> **TASK INSTRUCTIONS**
Could you return every line of the records below that contains the word "JSON"?

> **RECORDS FOR THE TASK**
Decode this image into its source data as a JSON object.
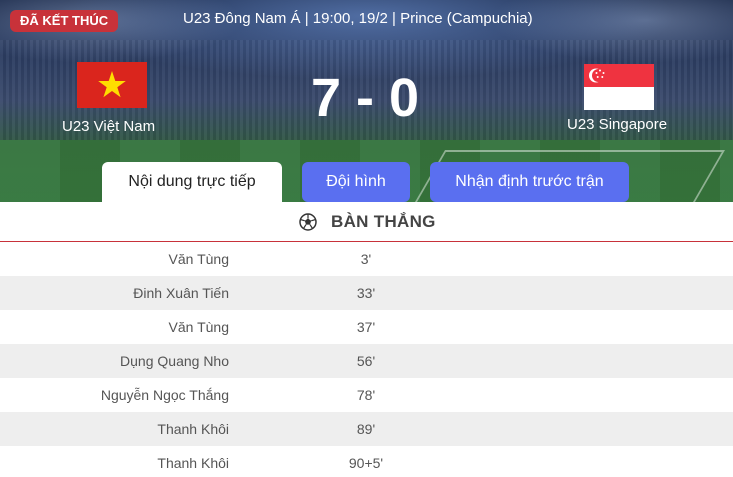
{
  "match": {
    "status": "ĐÃ KẾT THÚC",
    "info": "U23 Đông Nam Á | 19:00, 19/2 | Prince (Campuchia)",
    "home_team": "U23 Việt Nam",
    "away_team": "U23 Singapore",
    "score": "7 - 0",
    "colors": {
      "badge": "#c8323a",
      "tab_active_bg": "#ffffff",
      "tab_bg": "#5a6ff0",
      "divider": "#c8323a"
    }
  },
  "tabs": [
    {
      "label": "Nội dung trực tiếp",
      "active": true
    },
    {
      "label": "Đội hình",
      "active": false
    },
    {
      "label": "Nhận định trước trận",
      "active": false
    }
  ],
  "goals": {
    "title": "BÀN THẮNG",
    "icon": "soccer-ball-icon",
    "rows": [
      {
        "scorer": "Văn Tùng",
        "minute": "3'"
      },
      {
        "scorer": "Đinh Xuân Tiến",
        "minute": "33'"
      },
      {
        "scorer": "Văn Tùng",
        "minute": "37'"
      },
      {
        "scorer": "Dụng Quang Nho",
        "minute": "56'"
      },
      {
        "scorer": "Nguyễn Ngọc Thắng",
        "minute": "78'"
      },
      {
        "scorer": "Thanh Khôi",
        "minute": "89'"
      },
      {
        "scorer": "Thanh Khôi",
        "minute": "90+5'"
      }
    ]
  }
}
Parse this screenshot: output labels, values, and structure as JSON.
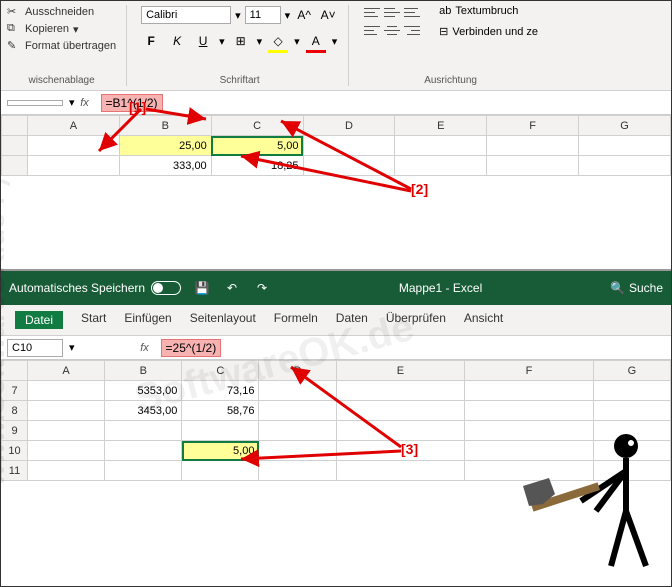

> **ANSWER AREA**
Decode this image into its source data as a JSON object.
Parse this screenshot: output labels, values, and structure as JSON.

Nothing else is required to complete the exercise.